Could you say how many lines below contain the word "subtitle"? Give the number with no other text.

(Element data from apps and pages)
^^^^

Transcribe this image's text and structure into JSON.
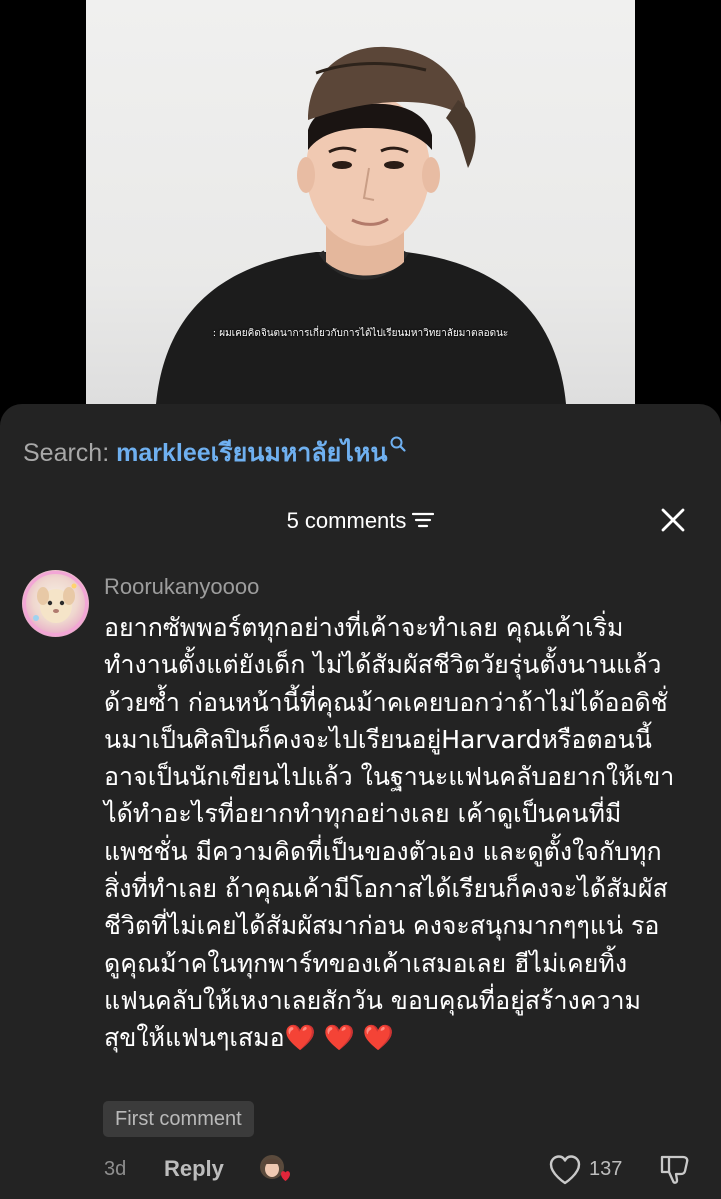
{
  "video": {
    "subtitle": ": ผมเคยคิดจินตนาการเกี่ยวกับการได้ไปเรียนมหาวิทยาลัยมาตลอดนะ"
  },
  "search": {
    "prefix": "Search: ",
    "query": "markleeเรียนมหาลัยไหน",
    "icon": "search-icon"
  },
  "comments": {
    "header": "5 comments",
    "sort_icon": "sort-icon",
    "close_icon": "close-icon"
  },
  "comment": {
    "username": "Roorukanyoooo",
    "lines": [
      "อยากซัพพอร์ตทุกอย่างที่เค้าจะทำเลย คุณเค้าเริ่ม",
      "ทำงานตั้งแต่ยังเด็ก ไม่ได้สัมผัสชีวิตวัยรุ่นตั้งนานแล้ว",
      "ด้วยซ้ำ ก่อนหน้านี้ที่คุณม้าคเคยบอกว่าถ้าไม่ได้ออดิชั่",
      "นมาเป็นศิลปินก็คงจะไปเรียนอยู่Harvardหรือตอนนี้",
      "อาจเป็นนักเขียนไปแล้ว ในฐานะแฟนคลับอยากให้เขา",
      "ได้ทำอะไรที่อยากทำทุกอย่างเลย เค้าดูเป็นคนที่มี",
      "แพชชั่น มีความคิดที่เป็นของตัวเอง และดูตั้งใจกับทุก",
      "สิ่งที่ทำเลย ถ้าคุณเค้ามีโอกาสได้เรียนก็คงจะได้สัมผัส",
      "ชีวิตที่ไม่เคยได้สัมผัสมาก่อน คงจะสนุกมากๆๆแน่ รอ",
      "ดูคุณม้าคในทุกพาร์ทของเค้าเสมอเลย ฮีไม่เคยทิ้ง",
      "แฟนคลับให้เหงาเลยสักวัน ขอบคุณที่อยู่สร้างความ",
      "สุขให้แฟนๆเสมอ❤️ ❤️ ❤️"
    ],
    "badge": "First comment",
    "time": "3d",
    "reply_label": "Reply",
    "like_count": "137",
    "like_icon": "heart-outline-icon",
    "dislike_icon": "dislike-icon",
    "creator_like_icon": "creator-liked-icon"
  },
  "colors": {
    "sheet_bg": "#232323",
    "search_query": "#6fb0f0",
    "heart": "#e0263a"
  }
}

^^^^

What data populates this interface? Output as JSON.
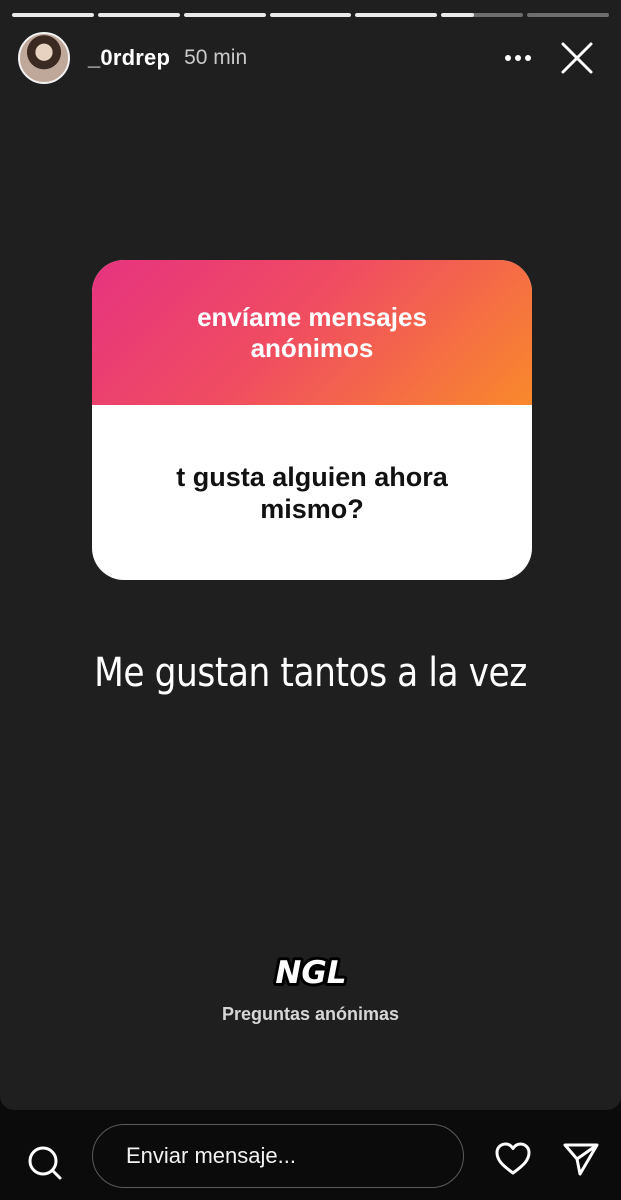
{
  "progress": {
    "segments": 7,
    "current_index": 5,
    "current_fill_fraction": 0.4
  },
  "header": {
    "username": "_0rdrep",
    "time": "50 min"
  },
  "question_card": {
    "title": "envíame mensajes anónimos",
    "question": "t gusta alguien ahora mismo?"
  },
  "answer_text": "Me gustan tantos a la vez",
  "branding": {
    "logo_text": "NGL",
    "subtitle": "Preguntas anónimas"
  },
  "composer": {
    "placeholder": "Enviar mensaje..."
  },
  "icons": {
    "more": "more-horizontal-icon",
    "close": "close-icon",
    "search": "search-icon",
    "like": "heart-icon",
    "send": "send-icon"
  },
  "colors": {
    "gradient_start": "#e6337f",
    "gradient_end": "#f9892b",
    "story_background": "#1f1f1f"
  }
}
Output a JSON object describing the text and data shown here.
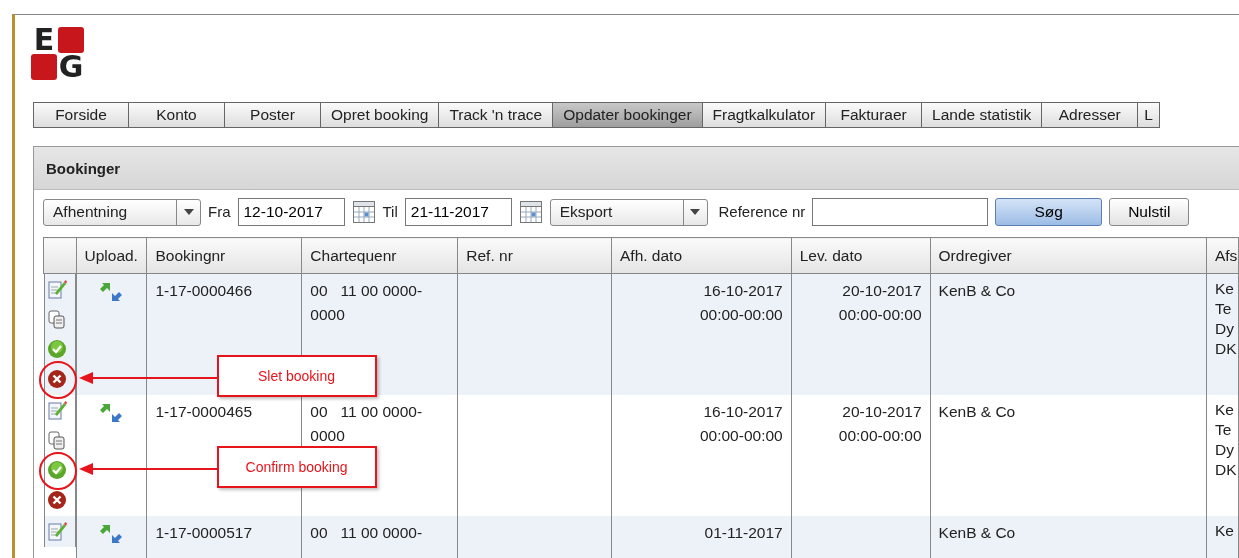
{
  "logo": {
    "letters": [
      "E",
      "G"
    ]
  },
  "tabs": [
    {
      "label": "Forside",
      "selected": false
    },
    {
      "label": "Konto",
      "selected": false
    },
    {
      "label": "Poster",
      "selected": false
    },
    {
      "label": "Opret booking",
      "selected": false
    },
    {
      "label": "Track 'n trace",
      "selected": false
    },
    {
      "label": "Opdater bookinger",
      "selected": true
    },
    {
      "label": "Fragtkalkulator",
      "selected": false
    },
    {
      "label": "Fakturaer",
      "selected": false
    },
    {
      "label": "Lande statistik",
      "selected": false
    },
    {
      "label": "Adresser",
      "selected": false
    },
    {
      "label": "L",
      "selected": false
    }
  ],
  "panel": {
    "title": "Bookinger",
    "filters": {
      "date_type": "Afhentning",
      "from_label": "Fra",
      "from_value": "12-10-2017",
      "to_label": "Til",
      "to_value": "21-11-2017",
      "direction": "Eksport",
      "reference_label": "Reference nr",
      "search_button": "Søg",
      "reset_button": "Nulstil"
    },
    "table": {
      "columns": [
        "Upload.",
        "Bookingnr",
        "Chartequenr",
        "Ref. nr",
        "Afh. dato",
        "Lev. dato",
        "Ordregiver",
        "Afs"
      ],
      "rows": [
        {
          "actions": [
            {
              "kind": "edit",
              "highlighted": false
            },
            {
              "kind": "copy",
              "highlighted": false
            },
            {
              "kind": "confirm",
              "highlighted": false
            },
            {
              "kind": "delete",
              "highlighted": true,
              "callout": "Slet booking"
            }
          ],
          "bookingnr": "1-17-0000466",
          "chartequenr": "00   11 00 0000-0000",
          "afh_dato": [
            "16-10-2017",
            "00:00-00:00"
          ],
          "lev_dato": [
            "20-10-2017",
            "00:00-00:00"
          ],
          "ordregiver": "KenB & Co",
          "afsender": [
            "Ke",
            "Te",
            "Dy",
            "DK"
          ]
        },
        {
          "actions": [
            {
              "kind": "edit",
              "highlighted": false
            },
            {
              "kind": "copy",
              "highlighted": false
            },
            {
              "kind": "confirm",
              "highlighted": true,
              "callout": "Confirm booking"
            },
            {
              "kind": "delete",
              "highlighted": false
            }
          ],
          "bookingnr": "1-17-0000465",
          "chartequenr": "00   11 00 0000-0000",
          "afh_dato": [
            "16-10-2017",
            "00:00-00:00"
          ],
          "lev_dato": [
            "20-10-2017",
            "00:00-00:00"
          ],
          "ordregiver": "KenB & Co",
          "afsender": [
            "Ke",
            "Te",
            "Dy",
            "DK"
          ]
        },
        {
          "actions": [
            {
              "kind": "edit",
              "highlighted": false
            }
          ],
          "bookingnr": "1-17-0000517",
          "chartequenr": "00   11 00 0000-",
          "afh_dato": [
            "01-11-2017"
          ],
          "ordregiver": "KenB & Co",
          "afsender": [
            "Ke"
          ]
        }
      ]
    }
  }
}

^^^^

● **Expected answer**
2